Such chamfered strips are built and are placed in concrete utilizing traditional methods. Concrete compression needs to be maintained for smoothness and even completion. After 24 hours the formwork is gradually withdrawn. For this system, no more finishing interventions are needed.
Using Edging Tools
Chamfer edging methods are used in this process to render the chamfered edges. In comparison to the above process, this is achieved after the concrete has been poured and the surface water has dried off, say, half an hour after the concrete was poured in. The tops of the concrete are cut off with the aid of chamfer devices.

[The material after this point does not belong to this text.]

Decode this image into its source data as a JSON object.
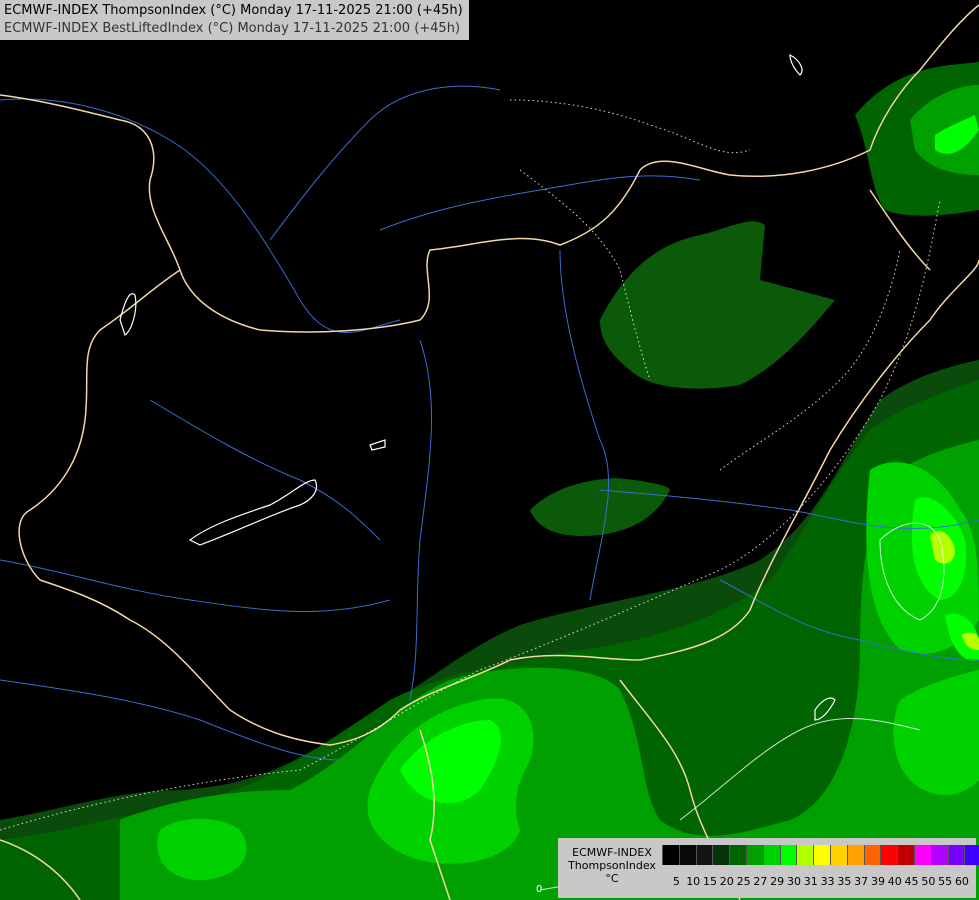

On the concrete bottom, the same type of chamfer pattern and scale is obtained according to the form of the chamfered instrument used. To render this as even and smooth edge it takes professional labor.
Long before the entrance of CAD designs and advanced manufacturing techniques, chamfering operations were always performed with the use of manual tools. Suffice it to say that it was a very slow and demanding process. Thankfully with the introduction of modern technology, chamfering operations can now be performed quickly and easily, and one of the fastest ways to get it done is through SolidFace.
Chamfering has been a tool on SolidFace and allows CAD technicians to create sloping edges around a material just by specifying the desired distance or angle.
One thing we really love is that the tool is very easy to locate on the Toolbox.
The Chamfer construction follows the same rules as those defined by the Concordance (Fillet) function. Upon activation of the command, the system requests the distance of the chamfer 1 and 2. When executing this function, the values defined in the previous action would appear as usual.
To execute the instruction, the line with reference 1 must be indicated, then hit Enter, point straight line 2, and hit Enter again.
How to Chamfer A Material With SolidFace
The steps involved in chamfering a model in SolidFace are very easy to replicate.
- First, open SolidFace. If you don’t have it, then click here to download it for free.
- Create a square cube or any shape of your choice on SolidFace.
- On the toolbar, click on the chamfer tool.
You’ll see two tabs, ‘Edge Face,’ and ‘Propagate Face,’ and ‘Reverse Chamfer’. Select any of them.
- Next, input values for distance-angle or distance-distance, depending on your preference.
- Click ‘Apply’.
- Identify the edges you want to be chamfered and click ‘OK’.